YOUR OBJECTIVE → For this exercise, repeat each entry exactly as written.

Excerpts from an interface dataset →
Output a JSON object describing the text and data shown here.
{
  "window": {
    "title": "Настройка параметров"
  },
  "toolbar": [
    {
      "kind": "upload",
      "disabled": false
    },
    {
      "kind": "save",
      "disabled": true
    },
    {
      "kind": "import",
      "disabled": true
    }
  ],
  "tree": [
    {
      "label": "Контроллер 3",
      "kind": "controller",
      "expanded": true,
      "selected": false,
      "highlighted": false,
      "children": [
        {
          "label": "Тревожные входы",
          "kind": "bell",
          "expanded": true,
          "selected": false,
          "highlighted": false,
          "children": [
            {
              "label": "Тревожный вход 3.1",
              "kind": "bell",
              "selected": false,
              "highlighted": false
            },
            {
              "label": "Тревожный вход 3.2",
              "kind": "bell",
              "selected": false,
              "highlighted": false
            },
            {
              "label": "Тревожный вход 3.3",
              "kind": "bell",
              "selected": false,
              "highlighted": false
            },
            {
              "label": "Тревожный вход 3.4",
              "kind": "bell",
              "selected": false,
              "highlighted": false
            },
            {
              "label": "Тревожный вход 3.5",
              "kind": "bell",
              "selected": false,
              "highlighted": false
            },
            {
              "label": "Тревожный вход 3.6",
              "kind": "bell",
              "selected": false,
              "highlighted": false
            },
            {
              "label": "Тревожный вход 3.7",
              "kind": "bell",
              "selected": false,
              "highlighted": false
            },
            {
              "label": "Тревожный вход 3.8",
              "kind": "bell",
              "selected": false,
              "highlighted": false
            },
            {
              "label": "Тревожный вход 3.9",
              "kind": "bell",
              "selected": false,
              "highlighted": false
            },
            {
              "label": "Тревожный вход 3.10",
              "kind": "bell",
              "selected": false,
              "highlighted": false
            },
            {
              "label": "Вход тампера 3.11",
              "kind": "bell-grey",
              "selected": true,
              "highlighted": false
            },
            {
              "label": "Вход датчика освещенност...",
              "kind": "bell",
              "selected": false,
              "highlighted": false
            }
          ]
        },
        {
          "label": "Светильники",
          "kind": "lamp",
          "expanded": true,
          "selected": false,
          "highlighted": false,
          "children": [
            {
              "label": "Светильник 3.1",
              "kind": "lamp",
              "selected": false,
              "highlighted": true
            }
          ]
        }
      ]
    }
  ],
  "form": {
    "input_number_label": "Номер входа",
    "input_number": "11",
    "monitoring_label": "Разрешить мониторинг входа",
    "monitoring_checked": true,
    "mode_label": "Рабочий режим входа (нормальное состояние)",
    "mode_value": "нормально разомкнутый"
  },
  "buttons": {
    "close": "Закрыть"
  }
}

TASK ANSWER →
Output a JSON object describing the text and data shown here.
{
  "window": {
    "title": "Настройка параметров"
  },
  "toolbar": [
    {
      "kind": "upload",
      "disabled": false
    },
    {
      "kind": "save",
      "disabled": true
    },
    {
      "kind": "import",
      "disabled": true
    }
  ],
  "tree": [
    {
      "label": "Контроллер 3",
      "kind": "controller",
      "expanded": true,
      "selected": false,
      "highlighted": false,
      "children": [
        {
          "label": "Тревожные входы",
          "kind": "bell",
          "expanded": true,
          "selected": false,
          "highlighted": false,
          "children": [
            {
              "label": "Тревожный вход 3.1",
              "kind": "bell",
              "selected": false,
              "highlighted": false
            },
            {
              "label": "Тревожный вход 3.2",
              "kind": "bell",
              "selected": false,
              "highlighted": false
            },
            {
              "label": "Тревожный вход 3.3",
              "kind": "bell",
              "selected": false,
              "highlighted": false
            },
            {
              "label": "Тревожный вход 3.4",
              "kind": "bell",
              "selected": false,
              "highlighted": false
            },
            {
              "label": "Тревожный вход 3.5",
              "kind": "bell",
              "selected": false,
              "highlighted": false
            },
            {
              "label": "Тревожный вход 3.6",
              "kind": "bell",
              "selected": false,
              "highlighted": false
            },
            {
              "label": "Тревожный вход 3.7",
              "kind": "bell",
              "selected": false,
              "highlighted": false
            },
            {
              "label": "Тревожный вход 3.8",
              "kind": "bell",
              "selected": false,
              "highlighted": false
            },
            {
              "label": "Тревожный вход 3.9",
              "kind": "bell",
              "selected": false,
              "highlighted": false
            },
            {
              "label": "Тревожный вход 3.10",
              "kind": "bell",
              "selected": false,
              "highlighted": false
            },
            {
              "label": "Вход тампера 3.11",
              "kind": "bell-grey",
              "selected": true,
              "highlighted": false
            },
            {
              "label": "Вход датчика освещенност...",
              "kind": "bell",
              "selected": false,
              "highlighted": false
            }
          ]
        },
        {
          "label": "Светильники",
          "kind": "lamp",
          "expanded": true,
          "selected": false,
          "highlighted": false,
          "children": [
            {
              "label": "Светильник 3.1",
              "kind": "lamp",
              "selected": false,
              "highlighted": true
            }
          ]
        }
      ]
    }
  ],
  "form": {
    "input_number_label": "Номер входа",
    "input_number": "11",
    "monitoring_label": "Разрешить мониторинг входа",
    "monitoring_checked": true,
    "mode_label": "Рабочий режим входа (нормальное состояние)",
    "mode_value": "нормально разомкнутый"
  },
  "buttons": {
    "close": "Закрыть"
  }
}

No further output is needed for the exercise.